    43. Community College Students • Community college serves a variety of students for different reasons • Study: Beginning Postsecondary Longitudinal Study (BPLS) • Community college students vs. 4-year degree students • Comm. College students tend to be: • African American or Latino, independent, 1st generation, less academically prepared, work full time or part time during college, having lower degree aspirations, attend college part time, delaying enrollment into college after high school, receive less financial aid, and earning a lower GPA first year

    44. Community College Students cont… • Different types Comm. College students • Transfer students • Vocational • Developmental students • Community education students • Dual Credit • ESL

    45. Community College Retention • Reasons for differences in retention rates • The student • Less likely to be academically prepared • Are the eldest, from a low SES background or minority, 1st generation, single parent, lack social and cultural capital which can attribute for reasons to withdraw • Not having a HS Diploma, rigor core in HS, financially independent, face financial concerns, delayed entry to IHE • College Experience • More likely to drop out than 4-year students • Less integrated and involved socially and academically like 4-year students • Community College Context • Different institutional practices such as part time instructors

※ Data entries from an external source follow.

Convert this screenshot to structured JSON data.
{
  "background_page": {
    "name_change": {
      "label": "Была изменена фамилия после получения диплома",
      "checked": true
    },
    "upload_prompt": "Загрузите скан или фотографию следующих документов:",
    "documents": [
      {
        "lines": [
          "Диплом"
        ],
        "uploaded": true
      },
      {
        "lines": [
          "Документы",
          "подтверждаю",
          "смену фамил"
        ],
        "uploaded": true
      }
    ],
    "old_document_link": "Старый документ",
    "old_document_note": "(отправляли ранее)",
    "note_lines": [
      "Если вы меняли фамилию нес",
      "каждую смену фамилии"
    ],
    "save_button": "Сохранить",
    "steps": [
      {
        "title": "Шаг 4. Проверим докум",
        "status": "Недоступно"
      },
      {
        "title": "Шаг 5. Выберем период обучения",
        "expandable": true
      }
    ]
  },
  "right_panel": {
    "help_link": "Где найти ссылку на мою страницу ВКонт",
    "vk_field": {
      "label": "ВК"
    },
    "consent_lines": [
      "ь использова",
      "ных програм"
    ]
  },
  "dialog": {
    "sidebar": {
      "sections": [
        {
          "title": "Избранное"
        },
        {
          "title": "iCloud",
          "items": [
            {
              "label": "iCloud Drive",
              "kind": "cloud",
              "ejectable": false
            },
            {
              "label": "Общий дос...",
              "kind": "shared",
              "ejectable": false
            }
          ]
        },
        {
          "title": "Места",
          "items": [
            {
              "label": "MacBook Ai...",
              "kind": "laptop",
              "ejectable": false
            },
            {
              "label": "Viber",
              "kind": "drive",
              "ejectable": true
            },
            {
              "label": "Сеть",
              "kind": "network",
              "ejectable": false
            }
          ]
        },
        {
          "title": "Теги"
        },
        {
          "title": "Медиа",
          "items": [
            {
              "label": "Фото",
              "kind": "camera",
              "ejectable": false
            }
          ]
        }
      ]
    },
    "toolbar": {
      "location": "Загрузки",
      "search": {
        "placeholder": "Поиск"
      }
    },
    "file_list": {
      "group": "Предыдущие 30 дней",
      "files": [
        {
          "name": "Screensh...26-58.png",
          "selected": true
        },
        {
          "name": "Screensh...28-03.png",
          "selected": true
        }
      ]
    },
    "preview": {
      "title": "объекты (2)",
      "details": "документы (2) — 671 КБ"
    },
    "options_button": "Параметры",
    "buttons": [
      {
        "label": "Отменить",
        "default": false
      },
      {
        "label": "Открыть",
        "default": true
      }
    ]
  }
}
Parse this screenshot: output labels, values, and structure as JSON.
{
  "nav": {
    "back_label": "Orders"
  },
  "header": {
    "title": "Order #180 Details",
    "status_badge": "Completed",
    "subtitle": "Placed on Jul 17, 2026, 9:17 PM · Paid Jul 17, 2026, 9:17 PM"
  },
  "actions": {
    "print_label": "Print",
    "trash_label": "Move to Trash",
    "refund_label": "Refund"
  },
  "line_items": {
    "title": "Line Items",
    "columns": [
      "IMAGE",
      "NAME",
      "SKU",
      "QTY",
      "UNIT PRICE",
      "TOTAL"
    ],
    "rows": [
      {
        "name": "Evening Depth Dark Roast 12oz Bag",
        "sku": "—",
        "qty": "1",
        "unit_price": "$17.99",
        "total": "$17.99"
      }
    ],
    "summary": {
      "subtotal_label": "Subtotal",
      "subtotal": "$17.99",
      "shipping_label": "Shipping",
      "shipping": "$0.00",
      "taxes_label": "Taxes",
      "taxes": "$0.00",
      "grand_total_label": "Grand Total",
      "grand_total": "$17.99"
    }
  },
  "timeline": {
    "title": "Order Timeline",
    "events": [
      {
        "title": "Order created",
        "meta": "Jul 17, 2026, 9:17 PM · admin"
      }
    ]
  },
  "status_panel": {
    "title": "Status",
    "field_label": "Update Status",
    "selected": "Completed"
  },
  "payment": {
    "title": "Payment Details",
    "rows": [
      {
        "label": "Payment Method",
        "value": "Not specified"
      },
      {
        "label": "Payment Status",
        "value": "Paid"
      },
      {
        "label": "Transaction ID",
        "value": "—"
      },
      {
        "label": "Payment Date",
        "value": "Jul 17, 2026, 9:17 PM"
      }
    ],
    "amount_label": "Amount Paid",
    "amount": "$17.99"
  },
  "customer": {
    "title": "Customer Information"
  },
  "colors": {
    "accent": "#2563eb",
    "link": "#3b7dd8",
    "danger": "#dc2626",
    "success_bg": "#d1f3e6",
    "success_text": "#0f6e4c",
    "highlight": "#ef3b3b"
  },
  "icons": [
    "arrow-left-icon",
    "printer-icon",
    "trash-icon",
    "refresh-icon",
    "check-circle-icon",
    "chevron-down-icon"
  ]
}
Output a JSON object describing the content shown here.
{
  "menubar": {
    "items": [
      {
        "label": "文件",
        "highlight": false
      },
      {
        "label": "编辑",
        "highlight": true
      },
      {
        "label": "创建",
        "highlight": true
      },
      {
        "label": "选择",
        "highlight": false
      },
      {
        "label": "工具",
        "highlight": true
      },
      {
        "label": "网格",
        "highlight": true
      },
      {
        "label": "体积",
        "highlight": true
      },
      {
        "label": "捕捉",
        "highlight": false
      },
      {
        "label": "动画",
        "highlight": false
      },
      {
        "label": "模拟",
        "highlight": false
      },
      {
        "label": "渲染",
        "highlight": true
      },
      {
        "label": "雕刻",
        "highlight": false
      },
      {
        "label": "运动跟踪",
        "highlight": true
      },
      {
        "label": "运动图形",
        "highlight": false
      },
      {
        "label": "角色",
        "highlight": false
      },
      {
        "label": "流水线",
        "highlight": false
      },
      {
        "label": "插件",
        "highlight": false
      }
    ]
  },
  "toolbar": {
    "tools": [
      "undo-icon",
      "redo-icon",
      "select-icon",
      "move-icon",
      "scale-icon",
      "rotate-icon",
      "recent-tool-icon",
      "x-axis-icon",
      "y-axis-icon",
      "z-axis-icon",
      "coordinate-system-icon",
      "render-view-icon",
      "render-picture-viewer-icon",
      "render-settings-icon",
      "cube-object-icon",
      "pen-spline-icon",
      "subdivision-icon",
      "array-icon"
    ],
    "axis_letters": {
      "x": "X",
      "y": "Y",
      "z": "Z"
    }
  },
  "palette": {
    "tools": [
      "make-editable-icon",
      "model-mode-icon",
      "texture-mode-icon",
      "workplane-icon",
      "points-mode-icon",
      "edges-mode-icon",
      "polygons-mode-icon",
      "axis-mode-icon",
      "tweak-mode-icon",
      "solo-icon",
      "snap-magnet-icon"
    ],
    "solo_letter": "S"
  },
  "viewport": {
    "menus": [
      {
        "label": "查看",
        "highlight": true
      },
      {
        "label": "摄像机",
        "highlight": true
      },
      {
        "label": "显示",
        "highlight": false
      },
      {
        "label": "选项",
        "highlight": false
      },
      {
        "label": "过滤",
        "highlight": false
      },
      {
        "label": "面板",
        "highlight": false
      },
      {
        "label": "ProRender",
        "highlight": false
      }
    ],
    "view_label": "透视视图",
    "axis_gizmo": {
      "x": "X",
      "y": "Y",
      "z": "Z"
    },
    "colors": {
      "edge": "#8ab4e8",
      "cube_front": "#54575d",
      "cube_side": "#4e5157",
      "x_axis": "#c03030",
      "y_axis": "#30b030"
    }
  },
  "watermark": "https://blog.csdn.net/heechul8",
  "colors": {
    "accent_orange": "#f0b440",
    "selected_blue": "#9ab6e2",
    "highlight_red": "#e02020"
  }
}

    46. Retention issues facing community college • Issues: • Can’t increase their retention or graduation rate by raising admission standards • Are required to offer remedial classes to underprepared • Have fewer time and opportunities to engage students • 4-yr students will enroll full time, live on campus, have ample time to study outside of class to study with other students, participate in activities, speak with faculty, etc... • Variety in reasons for attending community college • Not enough institutional resources to assess retention issues, or resources for faculty development

    47. Retention issues cont… • Other challenges: increasing enrollment, unreliable funding, and increasing responsibility, lack of methodologically sound research being conducted to inform institutional policy and practice • Not enough research on community college, and if so, its unpublished, not widely disseminated and/or not peer-reviewed, • No scholars who attended 2 year colleges are conducting research limiting ability to interpret or make sense of findings • Databases are limited in detail provided to provide about institutional characteristics and practices to allow for evaluation of policies, programs, practices related to student success • Persistence theory does not address diversity of students, the community college experience or context • Retention theory claims that students withdrawal decisions can be explained by social and academic integration (Tinto 1975-1993) and involvement on campus (Astin, 1977, 1993) • Must understand difficulties and limitations in measuring retention among community college students

    48. Ch. 8: Pathways to a Four-Year Degree By: Alberto F. Cabrera, kurt R. Burkum, Steven M. La Nasa, and Erin W. Bilbo

    49. Overview • Degree attainment rates of socioeconomically disadvantaged students significantly still lag behind • Parents with low SES are less involved and/or have little knowledge about college attainment, • Students from low SES are less likely to have be prepared academically or college • Such student assistance programs like TRiO, Gear-Up, addresses barriers to success for low SES by enhancing their access to academic preparation opportunities, college information, and assistance in completing the college application process • Federal and state aid programs recognize high cost deter applicants • Postsecondary attendance and degree completion differ between students with low and high SES

    50. Pathways to a four year degree • Determinants of a 4 year degree completion: (Based off HS Sophomore 1980 cohort Study) • Attending a 4 year IHE right out of high school than going to 2 year • College preparedness and academic resources students have during high school ; GPA and rank, rigorous curriculum, and aptitude test scores • Studies find that students from high SES were more likely to earn 4 yr. degrees than their less advantaged peers and more likely to secure a 4 yr. degree than their disadvantaged peers regardless academic preparation or port of entry